  • Swiss Re’s ability to maintain sufficient liquidity and access to capital markets, including sufficient liquidity to cover potential recapture of reinsurance agreements, early calls of debt or debt-like arrangements and collateral calls due to actual or perceived deterioration of Swiss Re’s financial strength or otherwise;
  • the effect of market conditions, including the global equity and credit markets, and the level and volatility of equity prices, interest rates, credit spreads, currency values and other market indices, on Swiss Re’s investment assets;
  • changes in Swiss Re’s investment result as a result of changes in its investment policy or the changed composition of its investment assets, and the impact of the timing of any such changes relative to changes in market conditions;
  • uncertainties in valuing credit default swaps and other credit-related instruments;
  • possible inability to realise amounts on sales of securities on Swiss Re’s balance sheet equivalent to their mark-to-market values recorded for accounting purposes;

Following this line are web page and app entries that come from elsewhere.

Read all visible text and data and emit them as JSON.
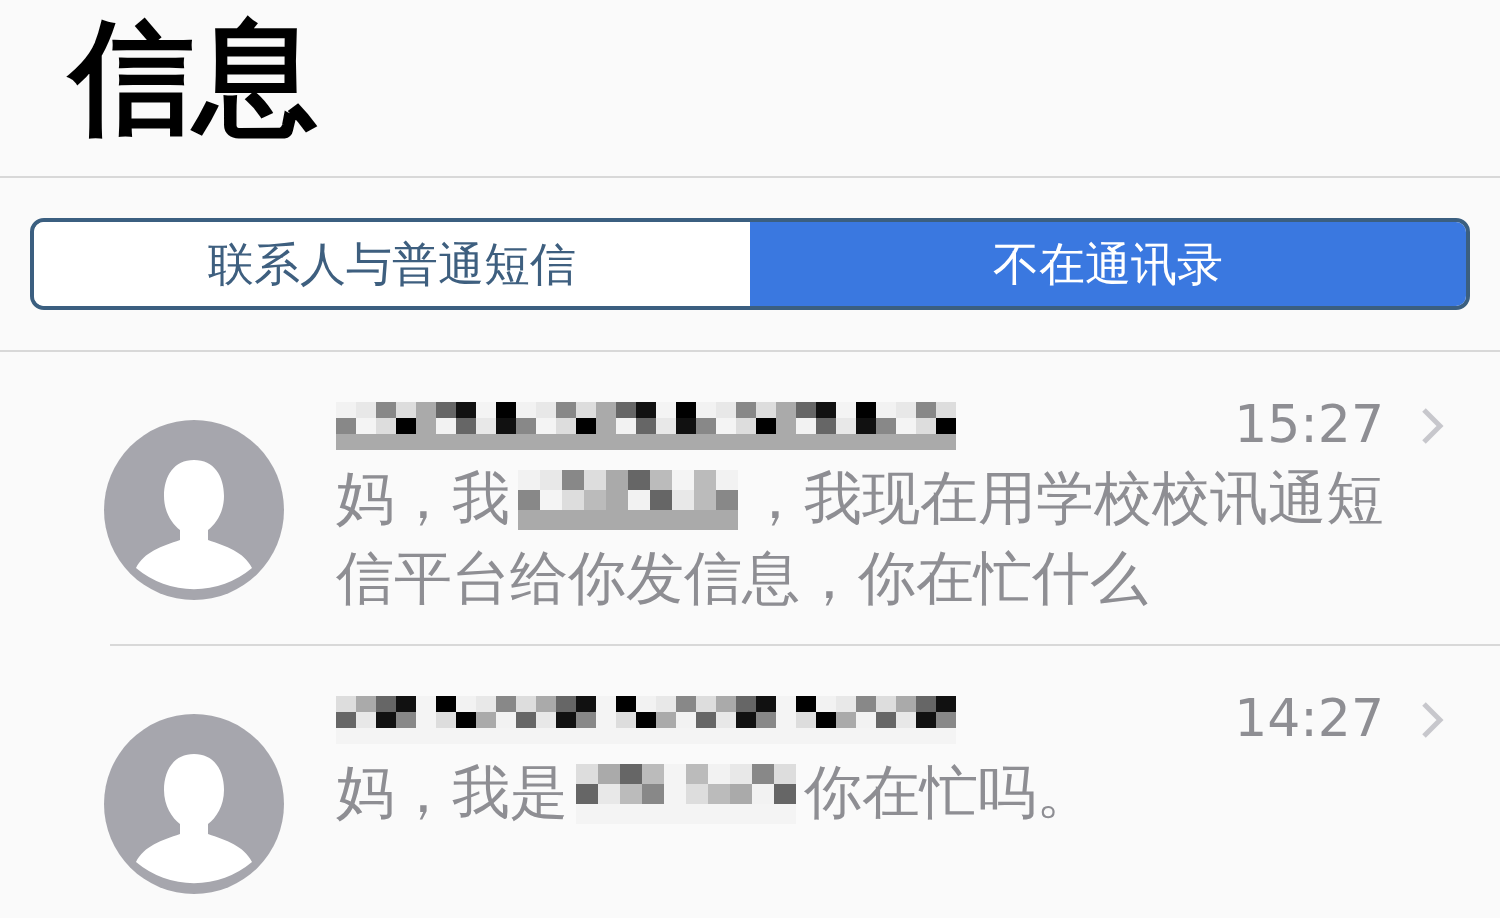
{
  "title": "信息",
  "segments": [
    {
      "label": "联系人与普通短信",
      "selected": false
    },
    {
      "label": "不在通讯录",
      "selected": true
    }
  ],
  "messages": [
    {
      "time": "15:27",
      "preview_before": "妈，我",
      "preview_after": "，我现在用学校校讯通短",
      "preview_continued": "信平台给你发信息，你在忙什么"
    },
    {
      "time": "14:27",
      "preview_before": "妈，我是",
      "preview_after": "你在忙吗。"
    }
  ]
}
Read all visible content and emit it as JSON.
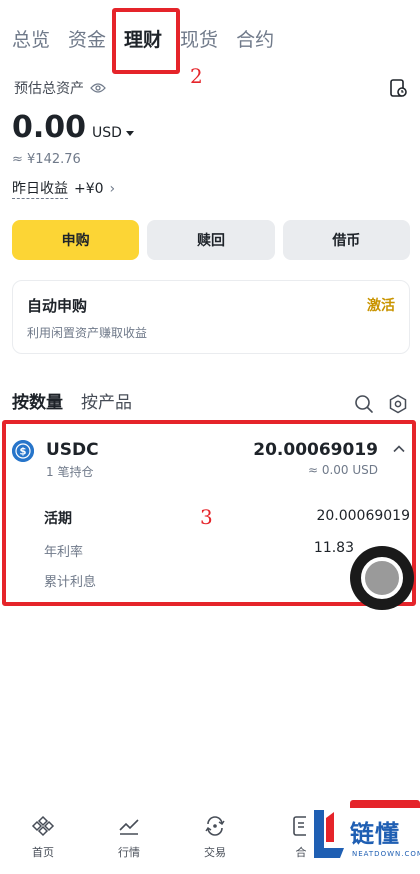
{
  "top_tabs": [
    "总览",
    "资金",
    "理财",
    "现货",
    "合约"
  ],
  "annotations": {
    "tab_step": "2",
    "card_step": "3"
  },
  "estimated": {
    "label": "预估总资产",
    "value": "0.00",
    "unit": "USD",
    "approx": "≈ ¥142.76"
  },
  "yesterday": {
    "label": "昨日收益",
    "value": "+¥0"
  },
  "actions": {
    "subscribe": "申购",
    "redeem": "赎回",
    "borrow": "借币"
  },
  "auto_subscribe": {
    "title": "自动申购",
    "subtitle": "利用闲置资产赚取收益",
    "action": "激活"
  },
  "sub_tabs": {
    "by_quantity": "按数量",
    "by_product": "按产品"
  },
  "asset": {
    "coin": "USDC",
    "holdings": "1 笔持仓",
    "amount": "20.00069019",
    "usd": "≈ 0.00 USD",
    "details": {
      "flexible_label": "活期",
      "flexible_value": "20.00069019",
      "apr_label": "年利率",
      "apr_value": "11.83",
      "interest_label": "累计利息"
    }
  },
  "bottom_nav": {
    "home": "首页",
    "markets": "行情",
    "trade": "交易",
    "more": "合"
  },
  "brand": {
    "name": "链懂",
    "sub": "NEATDOWN.COM"
  },
  "colors": {
    "accent": "#fcd535",
    "annotation_red": "#e5242a",
    "activate": "#c99400",
    "usdc": "#2775ca"
  }
}
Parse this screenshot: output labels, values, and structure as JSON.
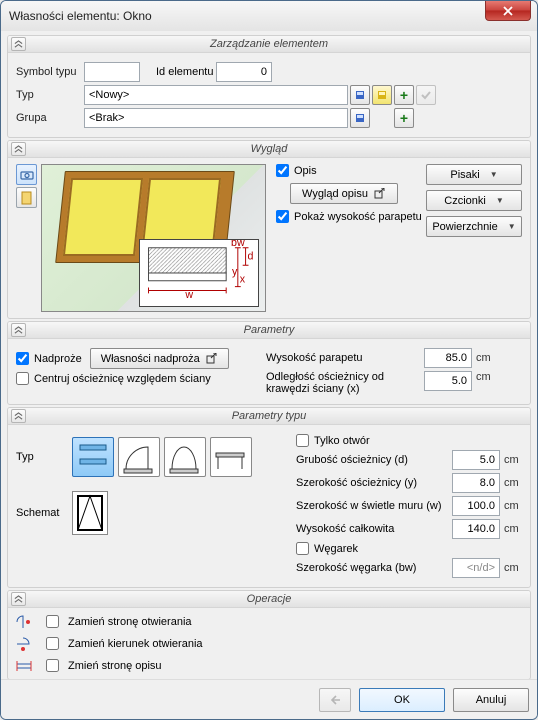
{
  "title": "Własności elementu: Okno",
  "sections": {
    "manage": "Zarządzanie elementem",
    "view": "Wygląd",
    "params": "Parametry",
    "params_type": "Parametry typu",
    "ops": "Operacje"
  },
  "manage": {
    "symbol_lbl": "Symbol typu",
    "symbol": "",
    "id_lbl": "Id elementu",
    "id": "0",
    "typ_lbl": "Typ",
    "typ_val": "<Nowy>",
    "grupa_lbl": "Grupa",
    "grupa_val": "<Brak>"
  },
  "view": {
    "opis_lbl": "Opis",
    "opis_checked": true,
    "wyglad_opisu_btn": "Wygląd opisu",
    "pokaz_lbl": "Pokaż wysokość parapetu",
    "pokaz_checked": true,
    "pisaki": "Pisaki",
    "czcionki": "Czcionki",
    "powierzchnie": "Powierzchnie"
  },
  "params": {
    "nadproze_lbl": "Nadproże",
    "nadproze_checked": true,
    "nadproze_btn": "Własności nadproża",
    "centruj_lbl": "Centruj ościeżnicę względem ściany",
    "centruj_checked": false,
    "wys_par_lbl": "Wysokość parapetu",
    "wys_par_val": "85.0",
    "odl_lbl_1": "Odległość ościeżnicy od",
    "odl_lbl_2": "krawędzi ściany (x)",
    "odl_val": "5.0",
    "unit": "cm"
  },
  "ptype": {
    "typ_lbl": "Typ",
    "schemat_lbl": "Schemat",
    "tylko_otwor_lbl": "Tylko otwór",
    "tylko_otwor_checked": false,
    "grubosc_lbl": "Grubość ościeżnicy (d)",
    "grubosc_val": "5.0",
    "szer_y_lbl": "Szerokość ościeżnicy (y)",
    "szer_y_val": "8.0",
    "szer_w_lbl": "Szerokość w świetle muru (w)",
    "szer_w_val": "100.0",
    "wys_lbl": "Wysokość całkowita",
    "wys_val": "140.0",
    "wegarek_lbl": "Węgarek",
    "wegarek_checked": false,
    "szer_bw_lbl": "Szerokość węgarka (bw)",
    "szer_bw_val": "<n/d>",
    "unit": "cm"
  },
  "ops": {
    "a": "Zamień stronę otwierania",
    "b": "Zamień kierunek otwierania",
    "c": "Zmień stronę opisu"
  },
  "footer": {
    "ok": "OK",
    "cancel": "Anuluj"
  }
}
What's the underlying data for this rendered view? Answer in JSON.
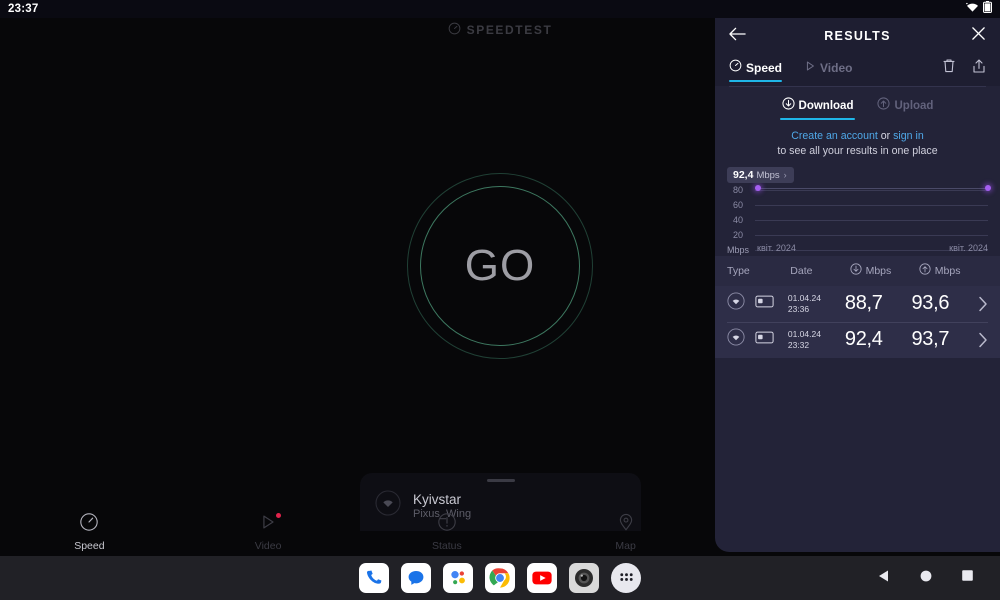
{
  "statusbar": {
    "clock": "23:37",
    "wifi_icon": "wifi-icon",
    "battery_icon": "battery-icon"
  },
  "app": {
    "brand": "SPEEDTEST",
    "brand_icon": "speedometer-icon",
    "go_button": "GO",
    "connection": {
      "isp": "Kyivstar",
      "ssid": "Pixus_Wing",
      "icon": "wifi-circle-icon"
    },
    "bottom_nav": [
      {
        "label": "Speed",
        "icon": "speedometer-icon",
        "active": true,
        "badge": false
      },
      {
        "label": "Video",
        "icon": "play-triangle-icon",
        "active": false,
        "badge": true
      },
      {
        "label": "Status",
        "icon": "exclamation-icon",
        "active": false,
        "badge": false
      },
      {
        "label": "Map",
        "icon": "map-pin-icon",
        "active": false,
        "badge": false
      }
    ]
  },
  "panel": {
    "back_icon": "arrow-left-icon",
    "title": "RESULTS",
    "close_icon": "close-icon",
    "tabs": [
      {
        "label": "Speed",
        "icon": "speedometer-icon",
        "active": true
      },
      {
        "label": "Video",
        "icon": "play-triangle-icon",
        "active": false
      }
    ],
    "actions": [
      {
        "name": "delete-icon"
      },
      {
        "name": "share-icon"
      }
    ],
    "metric_tabs": [
      {
        "label": "Download",
        "icon": "download-arrow-icon",
        "active": true
      },
      {
        "label": "Upload",
        "icon": "upload-arrow-icon",
        "active": false
      }
    ],
    "promo": {
      "create_account": "Create an account",
      "or": " or ",
      "sign_in": "sign in",
      "line2": "to see all your results in one place"
    },
    "table": {
      "headers": {
        "type": "Type",
        "date": "Date",
        "download": "Mbps",
        "upload": "Mbps",
        "download_icon": "download-arrow-icon",
        "upload_icon": "upload-arrow-icon"
      },
      "rows": [
        {
          "conn_icon": "wifi-icon",
          "device_icon": "tablet-icon",
          "date": "01.04.24",
          "time": "23:36",
          "download": "88,7",
          "upload": "93,6",
          "chevron": "chevron-right-icon"
        },
        {
          "conn_icon": "wifi-icon",
          "device_icon": "tablet-icon",
          "date": "01.04.24",
          "time": "23:32",
          "download": "92,4",
          "upload": "93,7",
          "chevron": "chevron-right-icon"
        }
      ]
    }
  },
  "chart_data": {
    "type": "line",
    "title": "",
    "xlabel": "",
    "ylabel": "Mbps",
    "unit_label": "Mbps",
    "ylim": [
      0,
      90
    ],
    "yticks": [
      80,
      60,
      40,
      20
    ],
    "grid": true,
    "x_tick_labels": [
      "квіт. 2024",
      "квіт. 2024"
    ],
    "series": [
      {
        "name": "Download",
        "color": "#a45ff0",
        "x": [
          "01.04.24 23:32",
          "01.04.24 23:36"
        ],
        "values": [
          92.4,
          88.7
        ]
      }
    ],
    "tooltip": {
      "value": "92,4",
      "unit": "Mbps",
      "chevron": "›"
    }
  },
  "taskbar": {
    "apps": [
      {
        "name": "phone-icon"
      },
      {
        "name": "messages-icon"
      },
      {
        "name": "assistant-icon"
      },
      {
        "name": "chrome-icon"
      },
      {
        "name": "youtube-icon"
      },
      {
        "name": "camera-icon"
      },
      {
        "name": "app-drawer-icon"
      }
    ],
    "nav": [
      {
        "name": "back-nav-icon"
      },
      {
        "name": "home-nav-icon"
      },
      {
        "name": "recents-nav-icon"
      }
    ]
  },
  "colors": {
    "panel_bg": "#232338",
    "panel_head_bg": "#1e1e31",
    "accent": "#1fb6e8",
    "link": "#4fa8e8",
    "chart_point": "#a45ff0",
    "go_ring": "#60be96",
    "badge": "#e0234b"
  }
}
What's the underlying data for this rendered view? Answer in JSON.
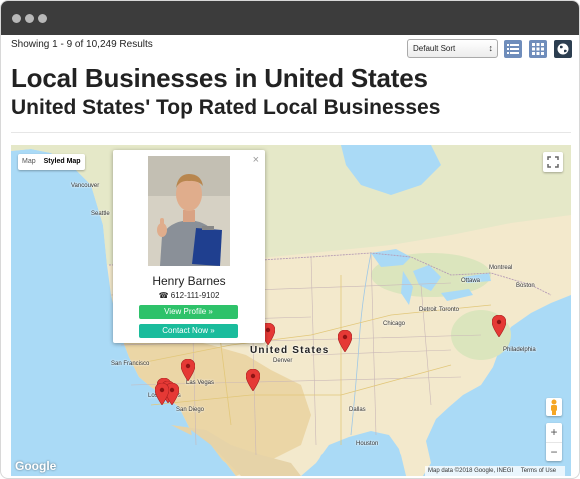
{
  "window": {
    "title_bar_dots": 3
  },
  "toolbar": {
    "results_text": "Showing 1 - 9 of 10,249 Results",
    "sort_selected": "Default Sort",
    "view_buttons": [
      "list-view",
      "grid-view",
      "map-view"
    ]
  },
  "header": {
    "title": "Local Businesses in United States",
    "subtitle": "United States' Top Rated Local Businesses"
  },
  "map": {
    "type_controls": [
      "Map",
      "Styled Map"
    ],
    "active_type": "Styled Map",
    "country_label": "United States",
    "cities": [
      "Seattle",
      "Vancouver",
      "Montreal",
      "Ottawa",
      "Toronto",
      "Boston",
      "Chicago",
      "Detroit",
      "Philadelphia",
      "San Francisco",
      "Las Vegas",
      "Los Angeles",
      "San Diego",
      "Denver",
      "Dallas",
      "Houston"
    ],
    "logo": "Google",
    "attribution": "Map data ©2018 Google, INEGI",
    "terms": "Terms of Use",
    "zoom_in": "+",
    "zoom_out": "−",
    "colors": {
      "water": "#aadaf6",
      "land": "#f5ecd4",
      "land_south": "#ecd9b0",
      "green": "#d8e6b4",
      "pin": "#e53935"
    }
  },
  "popup": {
    "name": "Henry Barnes",
    "phone": "612-111-9102",
    "profile_button": "View Profile »",
    "contact_button": "Contact Now »",
    "close": "×"
  }
}
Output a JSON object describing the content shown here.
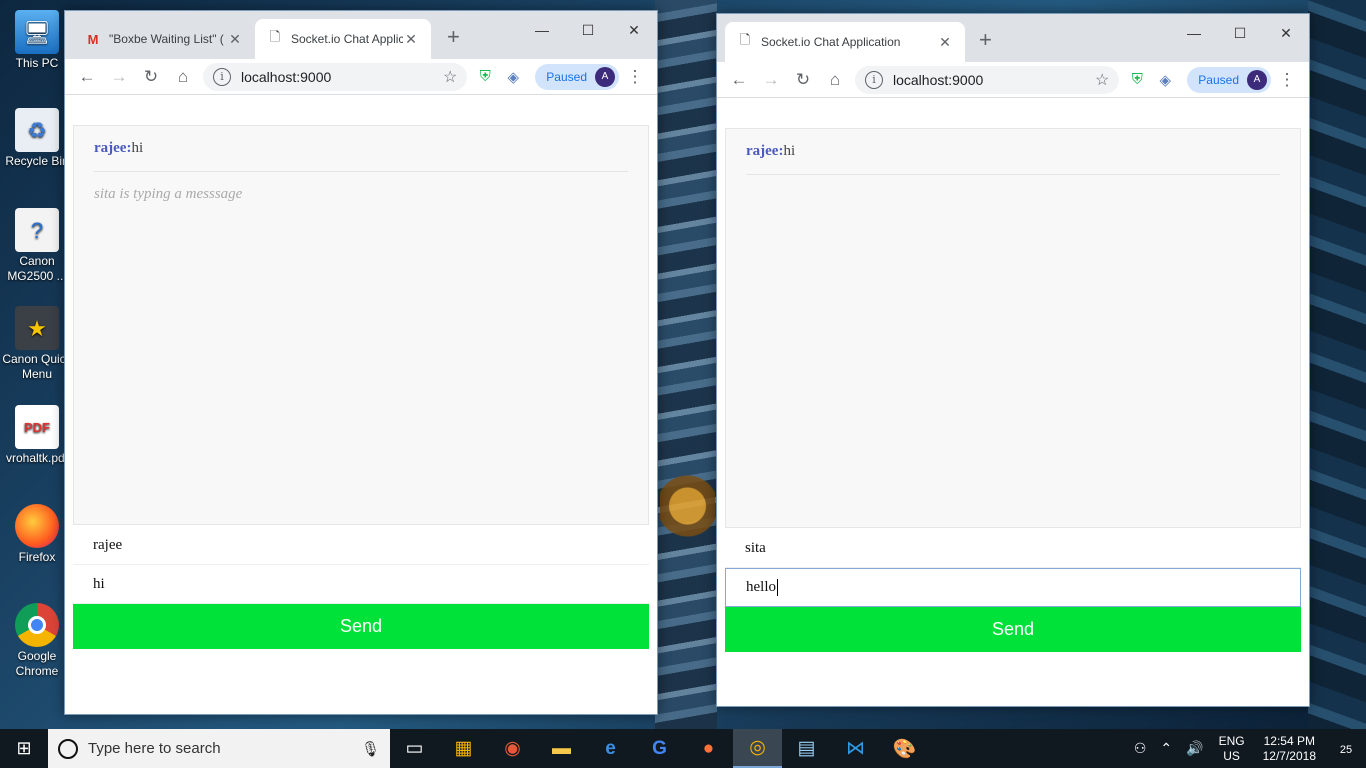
{
  "desktop": {
    "icons": [
      {
        "label": "This PC",
        "icon": "computer-icon"
      },
      {
        "label": "Recycle Bin",
        "icon": "recycle-bin-icon"
      },
      {
        "label": "Canon MG2500 ...",
        "icon": "printer-help-icon"
      },
      {
        "label": "Canon Quick Menu",
        "icon": "canon-quick-menu-icon"
      },
      {
        "label": "vrohaltk.pdf",
        "icon": "pdf-icon"
      },
      {
        "label": "Firefox",
        "icon": "firefox-icon"
      },
      {
        "label": "Google Chrome",
        "icon": "chrome-icon"
      }
    ]
  },
  "left_window": {
    "tabs": [
      {
        "title": "\"Boxbe Waiting List\" (",
        "icon": "gmail-icon",
        "active": false
      },
      {
        "title": "Socket.io Chat Applica",
        "icon": "page-icon",
        "active": true
      }
    ],
    "url": "localhost:9000",
    "paused_label": "Paused",
    "chat": {
      "messages": [
        {
          "user": "rajee:",
          "text": "hi"
        }
      ],
      "typing": "sita is typing a messsage",
      "name_value": "rajee",
      "message_value": "hi",
      "send_label": "Send"
    }
  },
  "right_window": {
    "tabs": [
      {
        "title": "Socket.io Chat Application",
        "icon": "page-icon",
        "active": true
      }
    ],
    "url": "localhost:9000",
    "paused_label": "Paused",
    "chat": {
      "messages": [
        {
          "user": "rajee:",
          "text": "hi"
        }
      ],
      "name_value": "sita",
      "message_value": "hello",
      "send_label": "Send"
    }
  },
  "taskbar": {
    "search_placeholder": "Type here to search",
    "apps": [
      "task-view-icon",
      "store-icon",
      "app-icon",
      "file-explorer-icon",
      "edge-icon",
      "google-icon",
      "firefox-icon",
      "chrome-icon",
      "notepad-icon",
      "vscode-icon",
      "paint-icon"
    ],
    "lang_top": "ENG",
    "lang_bottom": "US",
    "time": "12:54 PM",
    "date": "12/7/2018",
    "notification_count": "25"
  },
  "colors": {
    "send_button": "#00e23a",
    "username": "#4b5bbd",
    "paused_bg": "#d2e3fc"
  }
}
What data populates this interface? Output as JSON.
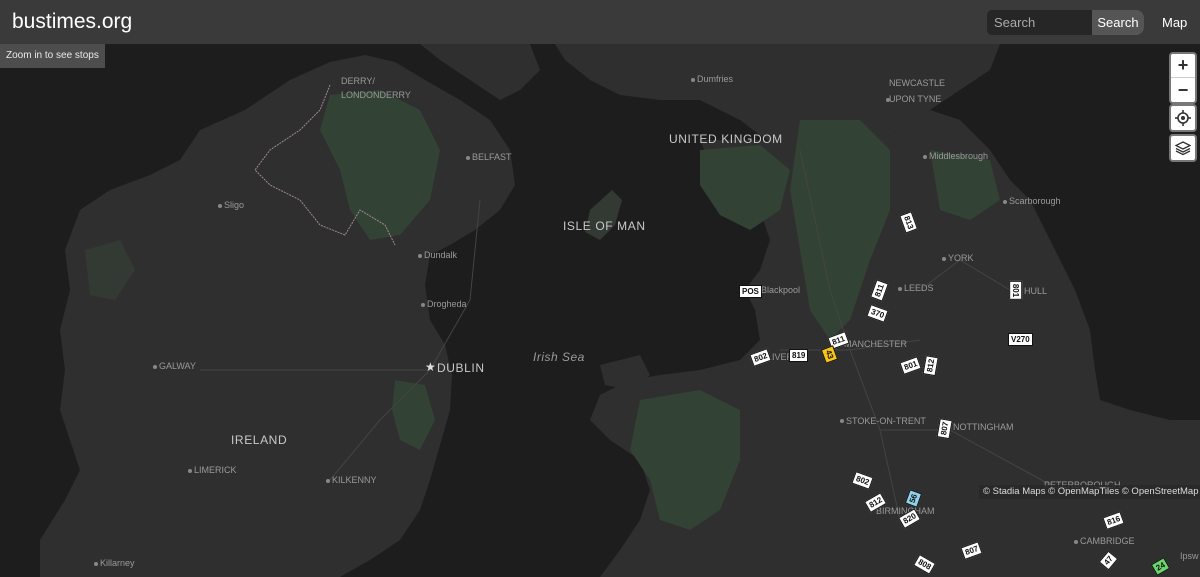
{
  "header": {
    "site_title": "bustimes.org",
    "search_placeholder": "Search",
    "search_button": "Search",
    "map_link": "Map"
  },
  "map": {
    "zoom_notice": "Zoom in to see stops",
    "attribution": "© Stadia Maps © OpenMapTiles © OpenStreetMap",
    "controls": {
      "zoom_in": "+",
      "zoom_out": "−",
      "locate_icon": "locate-icon",
      "layers_icon": "layers-icon"
    },
    "place_labels": {
      "derry": "DERRY/",
      "londonderry": "LONDONDERRY",
      "belfast": "BELFAST",
      "sligo": "Sligo",
      "dundalk": "Dundalk",
      "drogheda": "Drogheda",
      "dublin": "DUBLIN",
      "galway": "GALWAY",
      "ireland": "IRELAND",
      "limerick": "LIMERICK",
      "kilkenny": "KILKENNY",
      "killarney": "Killarney",
      "isle_of_man": "ISLE OF MAN",
      "irish_sea": "Irish Sea",
      "united_kingdom": "UNITED KINGDOM",
      "dumfries": "Dumfries",
      "newcastle": "NEWCASTLE",
      "upon_tyne": "UPON TYNE",
      "middlesbrough": "Middlesbrough",
      "scarborough": "Scarborough",
      "york": "YORK",
      "leeds": "LEEDS",
      "hull": "HULL",
      "blackpool": "Blackpool",
      "manchester": "MANCHESTER",
      "liverpool": "LIVERP",
      "stoke": "STOKE-ON-TRENT",
      "nottingham": "NOTTINGHAM",
      "peterborough": "PETERBOROUGH",
      "birmingham": "BIRMINGHAM",
      "cambridge": "CAMBRIDGE",
      "ipswich": "Ipsw"
    },
    "buses": [
      {
        "label": "813"
      },
      {
        "label": "811"
      },
      {
        "label": "370"
      },
      {
        "label": "801"
      },
      {
        "label": "V270"
      },
      {
        "label": "POS"
      },
      {
        "label": "811"
      },
      {
        "label": "43"
      },
      {
        "label": "819"
      },
      {
        "label": "802"
      },
      {
        "label": "801"
      },
      {
        "label": "812"
      },
      {
        "label": "807"
      },
      {
        "label": "802"
      },
      {
        "label": "56"
      },
      {
        "label": "812"
      },
      {
        "label": "820"
      },
      {
        "label": "807"
      },
      {
        "label": "808"
      },
      {
        "label": "47"
      },
      {
        "label": "24"
      },
      {
        "label": "816"
      }
    ]
  }
}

  • the outcome of tax audits, the ability to realise tax loss carryforwards and the ability to realise deferred tax assets (including by reason of the mix of earnings in a jurisdiction or deemed change of control), which could negatively impact future earnings;
  • the possibility that Swiss Re’s hedging arrangements may not be effective;
  • the lowering or loss of one of the financial strength or other ratings of one or more Swiss Re companies, and developments adversely affecting Swiss Re’s ability to achieve improved ratings;
  • the cyclicality of the reinsurance industry;
  • uncertainties in estimating reserves;
  • uncertainties in estimating future claims for purposes of financial reporting, particularly with respect to large natural catastrophes, as significant uncertainties may be involved in estimating losses from such events and preliminary estimates may be subject to change as new information becomes available;
  • the frequency, severity and development of insured claim events;
  • acts of terrorism and acts of war;
  • mortality, morbidity and longevity experience;
  • policy renewal and lapse rates;
  • extraordinary events affecting Swiss Re’s clients and other counterparties, such as bankruptcies, liquidations and other credit-related events;
  • current, pending and future legislation and regulation affecting Swiss Re or its ceding companies, and the interpretation of legislation or regulations;
  • legal actions or regulatory investigations or actions, including those in respect of industry requirements or business conduct rules of general applicability;
  • changes in accounting standards;
  • significant investments, acquisitions or dispositions, and any delays, unexpected costs or other issues experienced in connection with any such transactions;
  • changing levels of competition; and
  • operational factors, including the efficacy of risk management and other internal procedures in managing the foregoing risks.

These factors are not exhaustive. Swiss Re operates in a continually changing environment and new risks emerge continually. Readers are cautioned not to place undue reliance on forward-looking statements. Swiss Re undertakes no obligation to publicly revise or update any forward-looking statements, whether as a result of new information, future events or otherwise.

This communication is not intended to be a recommendation to buy, sell or hold securities and does not constitute an offer for the sale of, or the solicitation of an offer to buy, securities in any jurisdiction, including the United States. Any such offer will only be made by means of a prospectus or offering memorandum, and in compliance with applicable securities laws.